* **What you need to do**
Locate each line with the string "ссылок" in the listing below and copy it.

Top of Entries supplied

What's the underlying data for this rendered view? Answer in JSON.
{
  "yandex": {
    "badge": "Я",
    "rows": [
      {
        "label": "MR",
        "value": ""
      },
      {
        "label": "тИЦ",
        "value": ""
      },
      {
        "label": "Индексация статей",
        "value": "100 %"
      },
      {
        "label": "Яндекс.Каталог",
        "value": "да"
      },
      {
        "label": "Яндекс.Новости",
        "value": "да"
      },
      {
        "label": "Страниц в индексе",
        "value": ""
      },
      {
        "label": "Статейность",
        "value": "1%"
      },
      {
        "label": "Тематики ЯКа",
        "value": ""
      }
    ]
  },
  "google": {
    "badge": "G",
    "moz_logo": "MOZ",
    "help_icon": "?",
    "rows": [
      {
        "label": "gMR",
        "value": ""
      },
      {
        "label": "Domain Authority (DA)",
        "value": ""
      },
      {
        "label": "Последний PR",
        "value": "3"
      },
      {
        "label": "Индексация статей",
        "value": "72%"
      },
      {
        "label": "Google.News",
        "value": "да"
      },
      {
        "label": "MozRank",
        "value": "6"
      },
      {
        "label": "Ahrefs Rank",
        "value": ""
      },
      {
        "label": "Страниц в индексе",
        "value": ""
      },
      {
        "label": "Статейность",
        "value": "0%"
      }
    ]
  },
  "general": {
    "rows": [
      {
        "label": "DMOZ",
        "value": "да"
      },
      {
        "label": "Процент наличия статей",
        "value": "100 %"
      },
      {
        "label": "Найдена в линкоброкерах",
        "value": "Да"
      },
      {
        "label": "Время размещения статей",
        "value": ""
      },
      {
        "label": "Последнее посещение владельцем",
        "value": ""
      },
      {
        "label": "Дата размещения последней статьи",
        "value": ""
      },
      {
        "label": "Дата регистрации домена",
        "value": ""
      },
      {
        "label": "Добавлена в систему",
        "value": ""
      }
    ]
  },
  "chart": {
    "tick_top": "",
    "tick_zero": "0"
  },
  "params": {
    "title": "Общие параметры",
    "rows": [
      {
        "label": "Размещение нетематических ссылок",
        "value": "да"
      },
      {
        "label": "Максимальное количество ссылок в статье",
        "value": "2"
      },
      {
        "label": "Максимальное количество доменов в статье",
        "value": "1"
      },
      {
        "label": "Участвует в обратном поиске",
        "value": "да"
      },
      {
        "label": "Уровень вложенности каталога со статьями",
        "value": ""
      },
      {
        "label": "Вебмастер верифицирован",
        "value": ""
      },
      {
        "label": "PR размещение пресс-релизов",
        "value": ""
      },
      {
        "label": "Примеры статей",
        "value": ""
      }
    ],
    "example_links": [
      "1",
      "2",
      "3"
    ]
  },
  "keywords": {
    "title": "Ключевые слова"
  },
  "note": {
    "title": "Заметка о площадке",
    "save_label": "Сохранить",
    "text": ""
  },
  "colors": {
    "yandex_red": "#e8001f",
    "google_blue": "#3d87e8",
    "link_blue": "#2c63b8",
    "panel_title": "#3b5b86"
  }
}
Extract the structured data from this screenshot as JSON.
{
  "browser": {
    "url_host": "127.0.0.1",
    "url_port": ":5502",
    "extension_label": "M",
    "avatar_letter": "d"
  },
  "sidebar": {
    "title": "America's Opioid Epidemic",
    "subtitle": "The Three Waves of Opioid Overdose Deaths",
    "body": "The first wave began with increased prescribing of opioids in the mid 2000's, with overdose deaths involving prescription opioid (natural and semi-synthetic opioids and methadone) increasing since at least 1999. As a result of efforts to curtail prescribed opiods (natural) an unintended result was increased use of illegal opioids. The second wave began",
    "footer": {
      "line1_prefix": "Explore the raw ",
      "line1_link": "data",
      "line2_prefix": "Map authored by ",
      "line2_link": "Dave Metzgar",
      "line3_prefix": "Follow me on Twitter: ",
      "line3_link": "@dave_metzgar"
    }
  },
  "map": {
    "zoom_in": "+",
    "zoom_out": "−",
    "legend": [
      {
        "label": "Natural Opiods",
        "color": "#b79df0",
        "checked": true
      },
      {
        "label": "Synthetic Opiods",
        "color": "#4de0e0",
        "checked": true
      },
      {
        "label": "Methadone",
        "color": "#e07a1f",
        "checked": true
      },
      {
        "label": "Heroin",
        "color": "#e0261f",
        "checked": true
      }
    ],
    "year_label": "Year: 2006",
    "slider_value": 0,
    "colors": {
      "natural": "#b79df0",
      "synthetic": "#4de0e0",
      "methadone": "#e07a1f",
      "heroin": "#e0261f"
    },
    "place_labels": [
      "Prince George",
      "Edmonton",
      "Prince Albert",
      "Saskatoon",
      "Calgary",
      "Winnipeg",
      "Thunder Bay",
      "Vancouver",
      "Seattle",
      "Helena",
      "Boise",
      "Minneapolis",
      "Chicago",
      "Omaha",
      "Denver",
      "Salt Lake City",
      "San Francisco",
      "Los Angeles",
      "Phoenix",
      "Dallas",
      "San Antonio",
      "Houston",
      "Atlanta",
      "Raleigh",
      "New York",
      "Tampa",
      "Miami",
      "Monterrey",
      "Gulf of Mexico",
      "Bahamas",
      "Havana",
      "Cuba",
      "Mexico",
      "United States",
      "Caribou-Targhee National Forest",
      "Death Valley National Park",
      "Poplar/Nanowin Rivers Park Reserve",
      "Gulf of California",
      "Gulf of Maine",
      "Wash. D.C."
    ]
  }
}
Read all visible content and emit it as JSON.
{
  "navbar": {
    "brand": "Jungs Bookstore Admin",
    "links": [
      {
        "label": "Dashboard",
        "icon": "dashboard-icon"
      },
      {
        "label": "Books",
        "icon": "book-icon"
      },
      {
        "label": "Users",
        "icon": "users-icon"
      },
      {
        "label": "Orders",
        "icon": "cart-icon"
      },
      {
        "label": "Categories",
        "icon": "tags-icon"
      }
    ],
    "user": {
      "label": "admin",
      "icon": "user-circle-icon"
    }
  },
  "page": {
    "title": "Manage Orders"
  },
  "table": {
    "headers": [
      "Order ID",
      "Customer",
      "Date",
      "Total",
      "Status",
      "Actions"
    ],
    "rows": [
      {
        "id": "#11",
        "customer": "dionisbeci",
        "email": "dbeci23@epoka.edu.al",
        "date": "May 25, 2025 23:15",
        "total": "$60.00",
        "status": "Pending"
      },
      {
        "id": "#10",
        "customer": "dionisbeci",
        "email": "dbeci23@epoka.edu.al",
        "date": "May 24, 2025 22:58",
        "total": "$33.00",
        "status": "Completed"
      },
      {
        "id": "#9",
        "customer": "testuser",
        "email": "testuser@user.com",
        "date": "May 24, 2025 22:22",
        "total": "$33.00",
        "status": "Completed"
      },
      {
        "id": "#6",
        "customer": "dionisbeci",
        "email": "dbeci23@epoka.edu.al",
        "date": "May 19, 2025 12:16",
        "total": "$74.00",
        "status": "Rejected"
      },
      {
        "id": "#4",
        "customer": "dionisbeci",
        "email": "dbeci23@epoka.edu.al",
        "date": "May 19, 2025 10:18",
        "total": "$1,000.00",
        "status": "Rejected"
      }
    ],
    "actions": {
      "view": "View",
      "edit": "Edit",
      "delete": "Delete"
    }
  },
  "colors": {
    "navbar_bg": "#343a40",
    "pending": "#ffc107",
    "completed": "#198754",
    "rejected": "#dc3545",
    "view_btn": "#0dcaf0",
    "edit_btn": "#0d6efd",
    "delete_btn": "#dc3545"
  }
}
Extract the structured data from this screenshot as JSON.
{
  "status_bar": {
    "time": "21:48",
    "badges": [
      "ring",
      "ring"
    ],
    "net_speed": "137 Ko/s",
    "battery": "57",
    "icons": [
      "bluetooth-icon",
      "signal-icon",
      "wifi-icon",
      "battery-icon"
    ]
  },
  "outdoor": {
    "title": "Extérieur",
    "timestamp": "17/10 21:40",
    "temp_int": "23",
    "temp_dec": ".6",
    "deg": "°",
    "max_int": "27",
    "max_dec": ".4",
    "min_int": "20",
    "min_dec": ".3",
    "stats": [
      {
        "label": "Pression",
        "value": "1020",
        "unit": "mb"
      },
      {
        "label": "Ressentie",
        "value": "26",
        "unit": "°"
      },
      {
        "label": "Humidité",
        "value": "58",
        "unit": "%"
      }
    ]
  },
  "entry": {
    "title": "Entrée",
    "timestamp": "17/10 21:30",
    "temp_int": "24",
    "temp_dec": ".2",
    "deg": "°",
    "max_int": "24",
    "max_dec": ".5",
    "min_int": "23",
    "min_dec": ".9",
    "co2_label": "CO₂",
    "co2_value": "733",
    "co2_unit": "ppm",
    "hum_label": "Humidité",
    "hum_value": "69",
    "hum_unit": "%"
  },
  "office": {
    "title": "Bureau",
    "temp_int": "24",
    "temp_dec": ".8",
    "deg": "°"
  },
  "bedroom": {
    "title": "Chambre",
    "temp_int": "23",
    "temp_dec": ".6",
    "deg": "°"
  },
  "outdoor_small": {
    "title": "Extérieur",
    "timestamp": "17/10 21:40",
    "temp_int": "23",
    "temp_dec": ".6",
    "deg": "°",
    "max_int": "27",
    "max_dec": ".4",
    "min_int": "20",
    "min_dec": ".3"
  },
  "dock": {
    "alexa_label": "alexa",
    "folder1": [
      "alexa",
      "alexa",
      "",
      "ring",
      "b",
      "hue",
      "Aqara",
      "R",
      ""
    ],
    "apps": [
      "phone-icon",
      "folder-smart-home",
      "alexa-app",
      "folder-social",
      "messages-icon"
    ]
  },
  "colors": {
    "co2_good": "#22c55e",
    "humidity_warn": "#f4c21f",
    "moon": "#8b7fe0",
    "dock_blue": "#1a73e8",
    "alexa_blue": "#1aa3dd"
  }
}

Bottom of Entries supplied

* **Answer section**
        "label": "Размещение нетематических ссылок",
        "label": "Максимальное количество ссылок в статье",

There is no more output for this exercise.